Records to use below:

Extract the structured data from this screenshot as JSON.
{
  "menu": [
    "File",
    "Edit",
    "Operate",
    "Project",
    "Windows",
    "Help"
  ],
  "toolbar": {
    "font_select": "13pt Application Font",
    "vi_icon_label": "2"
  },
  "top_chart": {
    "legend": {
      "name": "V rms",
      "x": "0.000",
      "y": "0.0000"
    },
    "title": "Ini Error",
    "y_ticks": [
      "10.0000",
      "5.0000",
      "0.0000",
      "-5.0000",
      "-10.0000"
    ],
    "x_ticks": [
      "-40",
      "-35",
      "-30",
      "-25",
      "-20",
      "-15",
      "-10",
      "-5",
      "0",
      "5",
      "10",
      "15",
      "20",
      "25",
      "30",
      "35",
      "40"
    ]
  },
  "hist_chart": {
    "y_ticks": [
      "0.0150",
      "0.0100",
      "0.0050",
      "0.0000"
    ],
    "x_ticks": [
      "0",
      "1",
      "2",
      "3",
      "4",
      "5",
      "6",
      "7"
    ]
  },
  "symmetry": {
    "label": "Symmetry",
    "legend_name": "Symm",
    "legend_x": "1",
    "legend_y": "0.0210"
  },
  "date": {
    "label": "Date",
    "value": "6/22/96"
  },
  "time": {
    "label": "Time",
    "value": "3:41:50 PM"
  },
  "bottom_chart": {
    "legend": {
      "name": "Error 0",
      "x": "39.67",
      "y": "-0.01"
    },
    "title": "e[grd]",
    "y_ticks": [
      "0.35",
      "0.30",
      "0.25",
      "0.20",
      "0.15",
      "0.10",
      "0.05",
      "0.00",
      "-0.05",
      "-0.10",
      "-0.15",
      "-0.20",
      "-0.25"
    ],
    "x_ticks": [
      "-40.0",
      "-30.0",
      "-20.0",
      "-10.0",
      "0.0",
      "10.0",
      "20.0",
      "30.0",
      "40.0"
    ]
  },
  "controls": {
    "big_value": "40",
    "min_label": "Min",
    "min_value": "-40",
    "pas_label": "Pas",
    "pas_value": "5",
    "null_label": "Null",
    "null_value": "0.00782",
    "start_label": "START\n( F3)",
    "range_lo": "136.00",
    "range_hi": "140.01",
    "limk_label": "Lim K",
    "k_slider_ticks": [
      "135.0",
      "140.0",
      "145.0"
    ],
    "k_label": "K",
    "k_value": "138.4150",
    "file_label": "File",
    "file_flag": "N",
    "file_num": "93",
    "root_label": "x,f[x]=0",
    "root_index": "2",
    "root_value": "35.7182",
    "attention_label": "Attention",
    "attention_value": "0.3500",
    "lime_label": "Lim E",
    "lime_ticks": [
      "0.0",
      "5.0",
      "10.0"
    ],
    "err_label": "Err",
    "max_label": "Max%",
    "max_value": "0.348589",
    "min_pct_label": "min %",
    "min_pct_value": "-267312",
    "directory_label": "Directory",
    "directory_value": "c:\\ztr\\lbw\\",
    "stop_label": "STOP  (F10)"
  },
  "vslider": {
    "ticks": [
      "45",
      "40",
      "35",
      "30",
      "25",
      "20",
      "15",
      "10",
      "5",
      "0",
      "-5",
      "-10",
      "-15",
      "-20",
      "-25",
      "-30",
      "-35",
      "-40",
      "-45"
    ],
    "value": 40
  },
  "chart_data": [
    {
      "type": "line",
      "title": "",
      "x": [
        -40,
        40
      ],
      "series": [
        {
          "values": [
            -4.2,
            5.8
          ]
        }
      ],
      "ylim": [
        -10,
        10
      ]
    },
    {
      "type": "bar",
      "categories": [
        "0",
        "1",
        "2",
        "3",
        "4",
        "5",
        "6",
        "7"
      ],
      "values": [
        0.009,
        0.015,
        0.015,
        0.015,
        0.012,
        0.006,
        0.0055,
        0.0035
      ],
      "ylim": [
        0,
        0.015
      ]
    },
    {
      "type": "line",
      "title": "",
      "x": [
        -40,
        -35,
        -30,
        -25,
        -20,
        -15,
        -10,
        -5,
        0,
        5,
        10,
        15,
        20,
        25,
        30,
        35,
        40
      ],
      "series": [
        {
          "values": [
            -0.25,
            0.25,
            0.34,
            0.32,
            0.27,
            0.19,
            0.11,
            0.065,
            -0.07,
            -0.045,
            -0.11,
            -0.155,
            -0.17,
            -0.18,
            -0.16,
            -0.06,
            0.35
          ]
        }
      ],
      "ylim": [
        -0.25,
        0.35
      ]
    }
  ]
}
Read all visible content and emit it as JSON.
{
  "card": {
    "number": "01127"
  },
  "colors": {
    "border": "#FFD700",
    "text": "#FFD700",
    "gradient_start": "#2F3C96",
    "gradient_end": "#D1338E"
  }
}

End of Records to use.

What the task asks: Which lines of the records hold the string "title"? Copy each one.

Answer below:
    "title": "Ini Error",
    "title": "e[grd]",
      "title": "",
      "title": "",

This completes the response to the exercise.